Niacin opens blood vessels wider. Niacin, when used properly, offers benefits in terms of cholesterol reduction, as well as for detoxification.
Niacin is a water-soluble B vitamin – vitamin B3 – and the common name for 2 very different compounds: “nicotinic acid” and “niacinamide”. High doses of niacin (as nicotinic acid) can lower cholesterol levels (although the exact mechanism of action is still not known). The other form of niacin (nicotinamide or niacinamide) does not open blood vessels wider nor provide a cholesterol-lowering effect.
Niacin and detoxification of fatty tissues
There are many ‘detoxification programs’ on the internet, but few of them acknowledge the significant fact that many toxins are stored in FATTY TISSUES. Until that fact is acknowledged, one can not develop a procedure for removing toxins from THAT location.
The niacin “flush”
It’s important to note that this niacin flush is not harmful or dangerous. Some people worry about it, but it is actually a sign of improved blood flow.
When you get the niacin “flush”, it’s an indication that the niacin is causing small blood vessels in your body to be expanded in size. Many of your small blood vessels, called “capilaries” are so small that blood cells can only go through them in single file. Sometimes, in fact, that small capilary passageway is clogged and blood doesn’t get through at all.
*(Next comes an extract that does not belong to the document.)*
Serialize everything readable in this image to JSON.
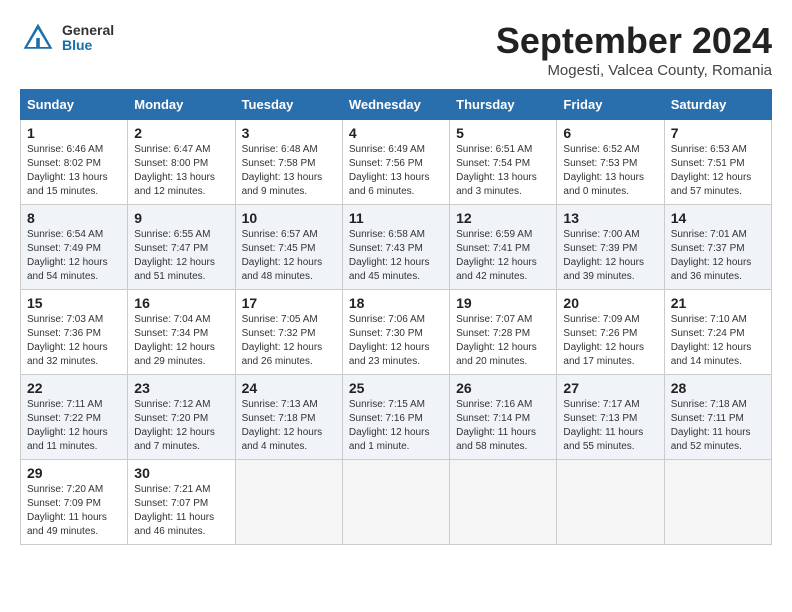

While the large organs of the body all have blood supplied from large arteries, a great deal of your body, particularly the parts near the skin, get their ONLY supply of blood (therefore also of oxygen and nutrients) from these small capillaries.
The niacin causes these small capilaries to expand – so they might be able to carry 2 or 3 blood cells at the same time. This is a tremendous increase in blood flow.
You experience this as a “flushing” of the skin, simply because there is more blood close to the surface of the body. As the blood flows in these areas, the cells of the small capilaries will also be getting rid of their waste products, and often they produce ‘histamine’ as part of this process. That histamine is another natural substance produced by every cell in the body when a cell is under attack, or is eliminating toxins. Histamine causes an ‘itchy’ feeling.
There are several precautions which one needs to implement however when one uses niacin. Niacin usually has a “flush effect” – which is not harmful – associated with it which is very similar to the hot flashes women experience during menopause. Niacin supplements are available in regular and “timed-release” forms. Timed-release versions of niacin have been made available to avoid this “flush” effect. The problem with most TIMED-RELEASED niacin is that they are associated with a high degree of liver problems.
The timed-release forms of nicotinic acid are intended for a prolonged release of niacin during its 6-8 hour transit time in the intestines, but timed-release niacin is also associated with greater toxicity and safe doses are only about half of normal-release forms of niacin.
In the high doses used for controlling cholesterol levels (anything above 100mg/day), nicotinic acid can cause skin flushing and skin itching as well as headaches, lightheadedness and low blood pressure. The niacinamide form of niacin does not cause these side effects, but it is not effective in reducing cholesterol levels, so it is seldom taken in such high doses. The slow-release versions of niacin supplements have the potential for causing liver damage (even at “lower” doses of 500mg/day) – so blood tests to monitor for liver damage are recommended and high-dose niacin supplementation should only be undertaken under the guidance of a natural physician. Anyone with liver disease, including those who consume more than 2 drinks of alcohol daily, should not take high-dose niacin.